In this post, we cover how the European Union law GDPR could impact US-based organizations and how to make your website GDPR-compliant.
As of May 25, 2018, the General Data Protection Regulation (GDPR) is in effect in the European Union (EU). Aimed to protect the personal data of EU residents, GDPR gives users more control over how their data is used and provides clear guidelines on what organizations can do with user data. While not a US-based regulation, GDPR does have ramifications for how website owners around the world may collect and use data from people in the EU. Let’s explore what GDPR means for those of us in the U.S.
While the full extent of GDPR includes many provisions, here are some basic guidelines:
- Data can no longer be stored in publicly accessible spreadsheets or other unprotected documents.
- Data can no longer be captured without explicit permission from users.

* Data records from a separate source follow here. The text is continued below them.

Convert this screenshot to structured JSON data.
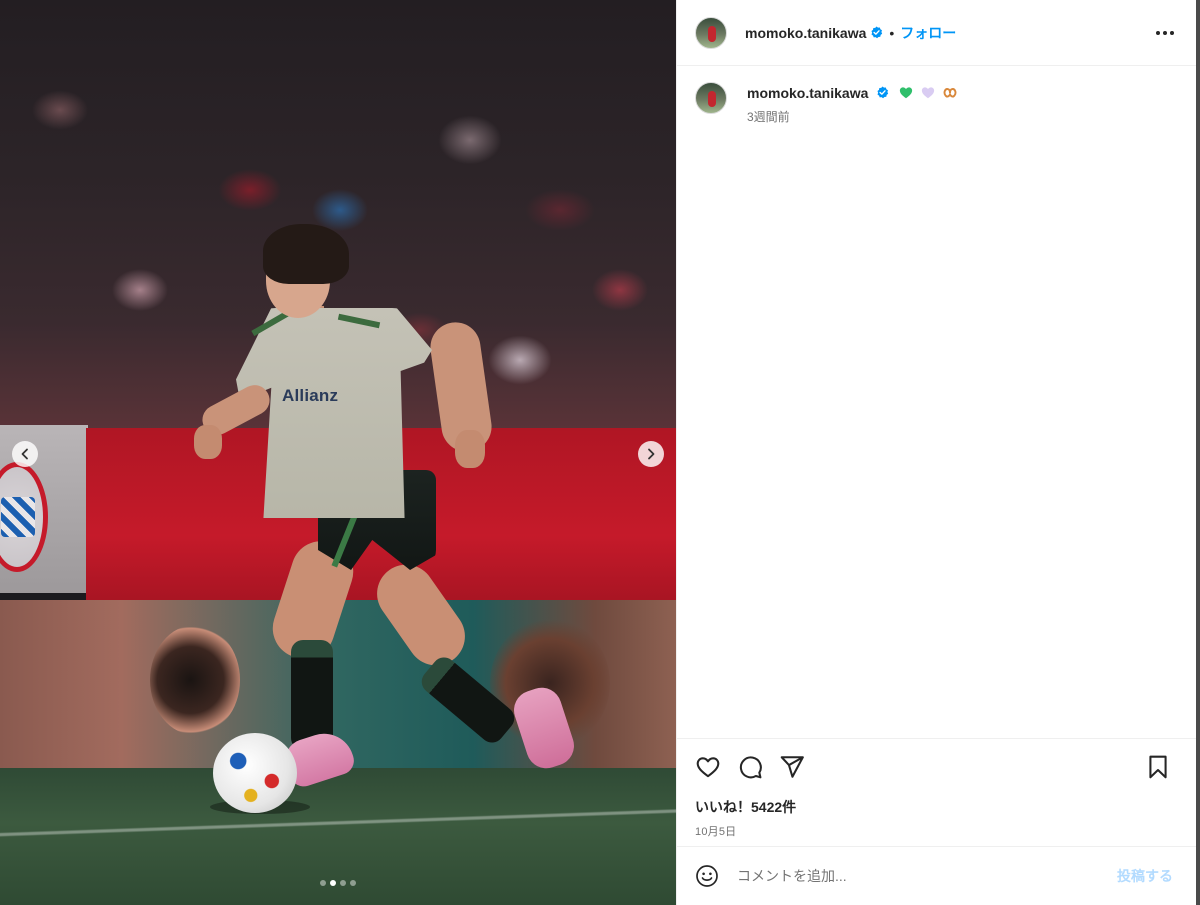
{
  "post": {
    "username": "momoko.tanikawa",
    "follow_label": "フォロー",
    "separator": "•",
    "caption_username": "momoko.tanikawa",
    "caption_emojis": [
      "green-heart",
      "light-purple-heart",
      "pretzel"
    ],
    "time_ago": "3週間前",
    "likes": "いいね！5422件",
    "date": "10月5日"
  },
  "media": {
    "jersey_sponsor": "Allianz",
    "carousel_count": 4,
    "carousel_active_index": 1
  },
  "comment": {
    "placeholder": "コメントを追加...",
    "post_label": "投稿する"
  },
  "colors": {
    "accent": "#0095f6",
    "post_disabled": "#b3dbff",
    "verified": "#0095f6"
  },
  "icons": {
    "header": [
      "verified-badge-icon",
      "more-options-icon"
    ],
    "actions": [
      "heart-icon",
      "comment-icon",
      "share-icon",
      "bookmark-icon"
    ],
    "comment_bar": [
      "emoji-icon"
    ],
    "media": [
      "chevron-left-icon",
      "chevron-right-icon"
    ]
  }
}
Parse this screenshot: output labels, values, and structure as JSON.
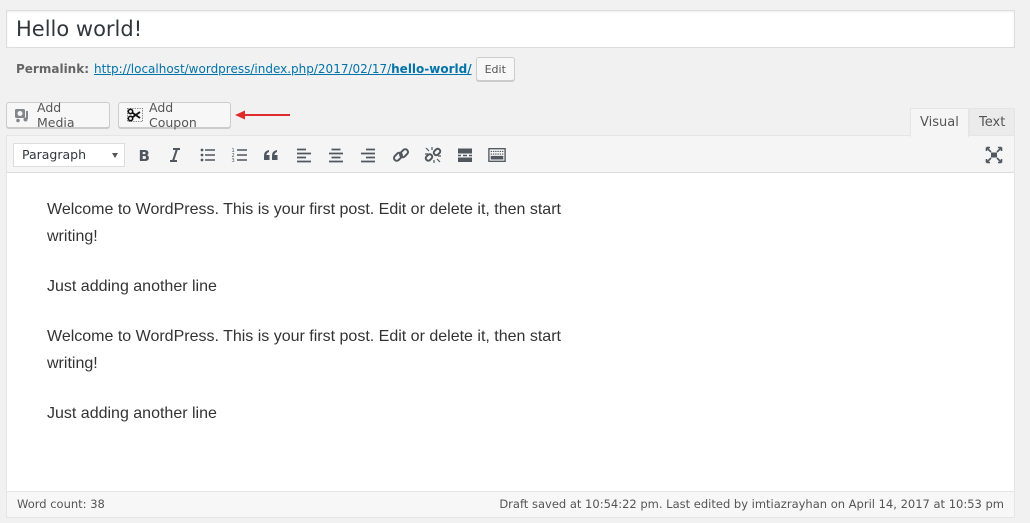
{
  "title": {
    "value": "Hello world!"
  },
  "permalink": {
    "label": "Permalink:",
    "url_base": "http://localhost/wordpress/index.php/2017/02/17/",
    "slug": "hello-world/",
    "edit_label": "Edit"
  },
  "media_buttons": {
    "add_media": {
      "label": "Add Media",
      "icon": "media-icon"
    },
    "add_coupon": {
      "label": "Add Coupon",
      "icon": "scissors-icon"
    }
  },
  "annotation": {
    "arrow_color": "#e02b2b",
    "icon": "arrow-left-icon"
  },
  "tabs": [
    {
      "label": "Visual",
      "active": true
    },
    {
      "label": "Text",
      "active": false
    }
  ],
  "toolbar": {
    "format_select": {
      "selected": "Paragraph"
    },
    "buttons": [
      {
        "name": "bold",
        "icon": "bold-icon"
      },
      {
        "name": "italic",
        "icon": "italic-icon"
      },
      {
        "name": "bulleted-list",
        "icon": "bulleted-list-icon"
      },
      {
        "name": "numbered-list",
        "icon": "numbered-list-icon"
      },
      {
        "name": "blockquote",
        "icon": "blockquote-icon"
      },
      {
        "name": "align-left",
        "icon": "align-left-icon"
      },
      {
        "name": "align-center",
        "icon": "align-center-icon"
      },
      {
        "name": "align-right",
        "icon": "align-right-icon"
      },
      {
        "name": "insert-link",
        "icon": "link-icon"
      },
      {
        "name": "remove-link",
        "icon": "unlink-icon"
      },
      {
        "name": "read-more",
        "icon": "read-more-icon"
      },
      {
        "name": "toolbar-toggle",
        "icon": "keyboard-icon"
      },
      {
        "name": "fullscreen",
        "icon": "fullscreen-icon"
      }
    ]
  },
  "content": {
    "paragraphs": [
      "Welcome to WordPress. This is your first post. Edit or delete it, then start writing!",
      "Just adding another line",
      "Welcome to WordPress. This is your first post. Edit or delete it, then start writing!",
      "Just adding another line"
    ]
  },
  "status": {
    "word_count": "Word count: 38",
    "draft_info": "Draft saved at 10:54:22 pm. Last edited by imtiazrayhan on April 14, 2017 at 10:53 pm"
  }
}
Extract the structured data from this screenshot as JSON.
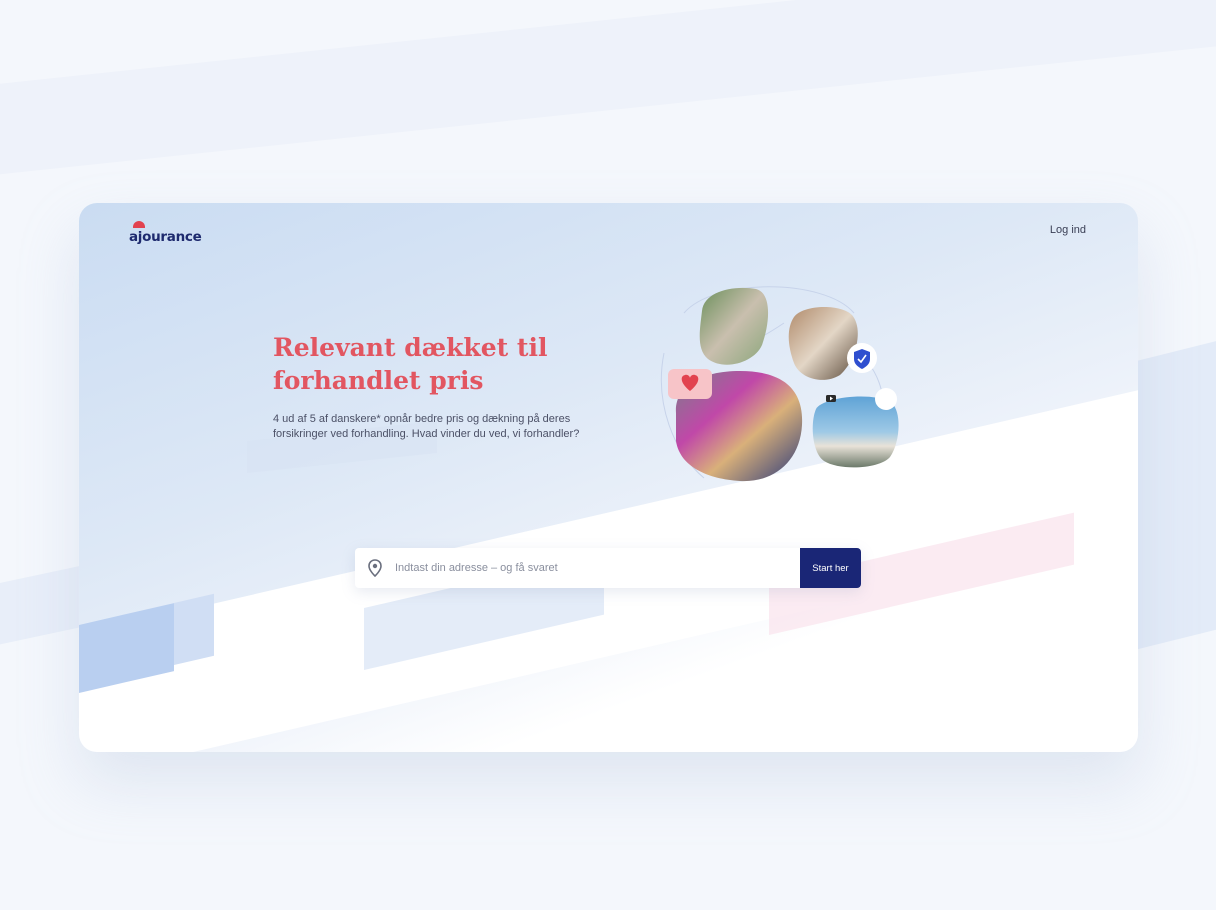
{
  "brand": {
    "logo_text": "ajourance"
  },
  "header": {
    "login_label": "Log ind"
  },
  "hero": {
    "title": "Relevant dækket til forhandlet pris",
    "subtitle": "4 ud af 5 af danskere* opnår bedre pris og dækning på deres forsikringer ved forhandling. Hvad vinder du ved, vi forhandler?"
  },
  "search": {
    "placeholder": "Indtast din adresse – og få svaret",
    "value": "",
    "button_label": "Start her",
    "icon": "location-pin-icon"
  },
  "colors": {
    "accent": "#e25661",
    "brand_navy": "#1a2676",
    "logo_mark": "#e2424f"
  },
  "illustration": {
    "icons": [
      "heart-icon",
      "shield-check-icon",
      "video-icon"
    ]
  }
}
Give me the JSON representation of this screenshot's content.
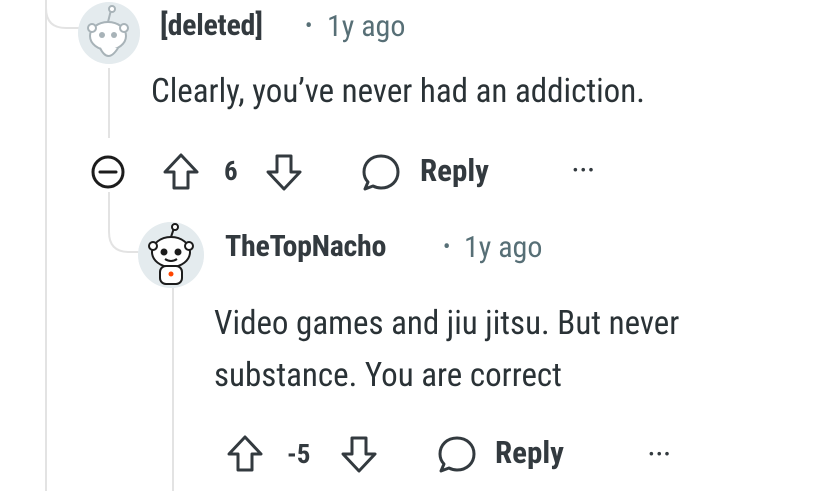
{
  "comment1": {
    "username": "[deleted]",
    "separator": "•",
    "age": "1y ago",
    "body": "Clearly, you’ve never had an addiction.",
    "score": "6",
    "reply_label": "Reply",
    "more_label": "···"
  },
  "comment2": {
    "username": "TheTopNacho",
    "separator": "•",
    "age": "1y ago",
    "body_line1": "Video games and jiu jitsu. But never",
    "body_line2": "substance. You are correct",
    "score": "-5",
    "reply_label": "Reply",
    "more_label": "···"
  }
}
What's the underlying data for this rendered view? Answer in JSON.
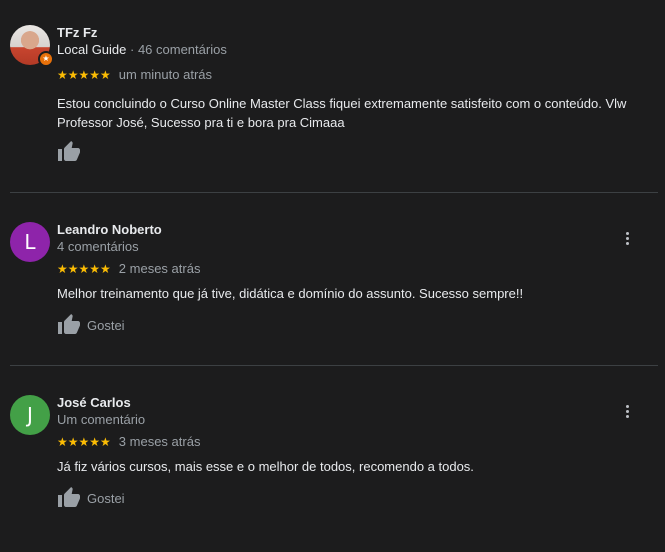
{
  "reviews": [
    {
      "author": "TFz Fz",
      "guide_label": "Local Guide",
      "meta": " · 46 comentários",
      "stars": "★★★★★",
      "rating": 5,
      "time": "um minuto atrás",
      "text": "Estou concluindo o Curso Online Master Class fiquei extremamente satisfeito com o conteúdo.  Vlw Professor José, Sucesso pra ti e bora pra Cimaaa",
      "like_label": "",
      "avatar_icon": "user-photo-icon",
      "badge_icon": "local-guide-star-icon",
      "badge_glyph": "★"
    },
    {
      "author": "Leandro Noberto",
      "meta": "4 comentários",
      "avatar_letter": "L",
      "avatar_color": "#8e24aa",
      "stars": "★★★★★",
      "rating": 5,
      "time": "2 meses atrás",
      "text": "Melhor treinamento que já tive, didática e domínio do assunto. Sucesso sempre!!",
      "like_label": "Gostei"
    },
    {
      "author": "José Carlos",
      "meta": "Um comentário",
      "avatar_letter": "J",
      "avatar_color": "#43a047",
      "stars": "★★★★★",
      "rating": 5,
      "time": "3 meses atrás",
      "text": "Já fiz vários cursos, mais esse e o melhor de todos, recomendo a todos.",
      "like_label": "Gostei"
    }
  ],
  "colors": {
    "background": "#1c1c1d",
    "star": "#fbbc04",
    "secondary_text": "#9aa0a6",
    "divider": "#3c4043"
  },
  "icons": {
    "like": "thumbs-up-icon",
    "menu": "more-vert-icon"
  }
}
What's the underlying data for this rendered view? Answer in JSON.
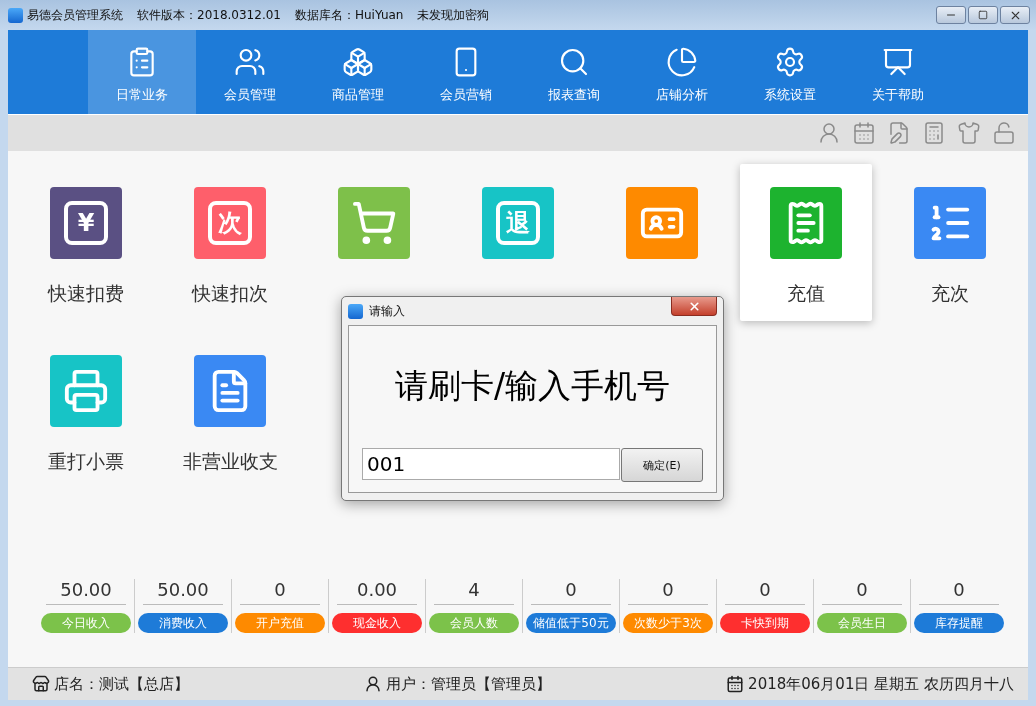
{
  "window": {
    "title_parts": [
      "易德会员管理系统",
      "软件版本：2018.0312.01",
      "数据库名：HuiYuan",
      "未发现加密狗"
    ]
  },
  "nav": [
    {
      "label": "日常业务",
      "selected": true
    },
    {
      "label": "会员管理",
      "selected": false
    },
    {
      "label": "商品管理",
      "selected": false
    },
    {
      "label": "会员营销",
      "selected": false
    },
    {
      "label": "报表查询",
      "selected": false
    },
    {
      "label": "店铺分析",
      "selected": false
    },
    {
      "label": "系统设置",
      "selected": false
    },
    {
      "label": "关于帮助",
      "selected": false
    }
  ],
  "tiles": [
    {
      "label": "快速扣费",
      "color": "#5a5083",
      "glyph": "¥",
      "selected": false
    },
    {
      "label": "快速扣次",
      "color": "#fe5f6b",
      "glyph": "次",
      "selected": false
    },
    {
      "color": "#7ec04a",
      "selected": false
    },
    {
      "color": "#17c4c6",
      "glyph": "退",
      "selected": false
    },
    {
      "color": "#fe8a00",
      "selected": false
    },
    {
      "label": "充值",
      "color": "#1db32f",
      "selected": true
    },
    {
      "label": "充次",
      "color": "#3a89f3",
      "selected": false
    },
    {
      "label": "重打小票",
      "color": "#17c4c6",
      "selected": false
    },
    {
      "label": "非营业收支",
      "color": "#3a89f3",
      "selected": false
    }
  ],
  "stats": [
    {
      "value": "50.00",
      "label": "今日收入",
      "color": "#7cc24a"
    },
    {
      "value": "50.00",
      "label": "消费收入",
      "color": "#1e7bd8"
    },
    {
      "value": "0",
      "label": "开户充值",
      "color": "#fe8a00"
    },
    {
      "value": "0.00",
      "label": "现金收入",
      "color": "#fe2f2f"
    },
    {
      "value": "4",
      "label": "会员人数",
      "color": "#7cc24a"
    },
    {
      "value": "0",
      "label": "储值低于50元",
      "color": "#1e7bd8"
    },
    {
      "value": "0",
      "label": "次数少于3次",
      "color": "#fe8a00"
    },
    {
      "value": "0",
      "label": "卡快到期",
      "color": "#fe2f2f"
    },
    {
      "value": "0",
      "label": "会员生日",
      "color": "#7cc24a"
    },
    {
      "value": "0",
      "label": "库存提醒",
      "color": "#1e7bd8"
    }
  ],
  "status_bar": {
    "shop": "店名：测试【总店】",
    "user": "用户：管理员【管理员】",
    "date": "2018年06月01日 星期五 农历四月十八"
  },
  "dialog": {
    "title": "请输入",
    "prompt": "请刷卡/输入手机号",
    "value": "001",
    "button": "确定(E)"
  }
}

- Data can no longer be captured without a detailed description of what it will be used for.
- Users must have an easy way to withdraw consent and have their data erased.
- Organizations must have clear processes in place to detect, report, and investigate data breaches.
What Does GDPR Mean for US-Based Organizations?
If your country is not a member of the EU—currently 28 member states located primarily in Europe (27 after Brexit goes into effect Spring 2019)—you are considered a ‘third country’ under GDPR. Restrictions are imposed under GDPR that will impact how data is transferred to international organizations in third countries.
For example, if your US-based organization collects email addresses from EU citizens—such as a newsletter signup form, live website chat, or via telephone calls, for example—you’ll need to comply with GDPR guidelines. While you may not be actively targeting EU customers, if they can sign-up or input data to your website or through social media accounts, even if the data ends up in a third-party email marketing or CRM system (and not on your website), you’re responsible for GDPR-compliance.
GDPR also requires that nonprofits, businesses, and other organizations receive explicit consent from users with clear descriptions of how their data will be used. Organizations must prove they have received consent from users to collect their data, which will likely require new processes to record said consent. In addition to new data, this applies to existing recorded data as well, so if you don’t have that information you’ll need to acquire it.
Finally, if a customer requests that you remove all their data from your systems, you must comply.
What Does GDPR Mean for Your Website?
In simple terms, if your website or digital product collects or holds personal data from people residing within the EU, you must offer clear, optional, and understandable ways for them to opt in and out. You must also clearly explain how you will use obtained data and you must delete their data from your records if they request you to do so. You must also let them know if you have a data breach.
We created a quick GDPR website compliance checklist to help you easily understand what GDPR means for your website.
GDPR Website Checklist
To make your website GDPR-compliant, do these things:
- Add an SSL certificate to your website. This is a good idea for many reasons, including better SEO performance and user experience in the Chrome browser. It’s also a best practice for privacy and security.
- You must be able to prove comprehensible consent from users, so keep records of all user interactions.
- Don’t use pre-ticked boxes on website sign-up forms, such as newsletters. Users must opt-in not opt-out.
- Similarly, separate opt-in tick boxes must be used for each instance you gather data on your site, such as, for example, a marketing newsletter and terms of service for an on-site purchase.
- If you use third-party payment gateways for purchases, donations, etc. you will need to be Privacy Shield-compliant in the US (GDPR-compliant in the EU).
- Give easy options for users to withdraw consent and have their data removed from your or third-party systems (known as ‘request to be forgotten’).
- Website contact and inquiry forms must be sent securely through an SSL. If copies of form data are also emailed to recipients, those emails must also be stored and sent via GDPR-compliant methods. Check your email provider’s terms of service policy to ensure compliance.
- CRM systems also collect user data and are subject to the same rules as other third-party data collectors. Additionally, they collect date, time, reason for capture, and other information, which is included when users make a request to be forgotten.
- If your website stores user account information, your database will need to identify users by username only, not by account information—a process known as pseudonymization or anonymization.
Do I Have to Update My Website?
These are all good privacy and security practices regardless, but GDPR provides added incentives for US-based organizations to update their websites, email marketing practices, and so on. It is worth noting that GDPR non-compliance could result in stiff penalties. On the upper end:
Up to €20 million, or 4% of the worldwide annual revenue of the prior financial year, whichever is higher, shall be issued for infringements…
If you need help with any of the above or if you have specific questions about GDPR, please feel free to contact us.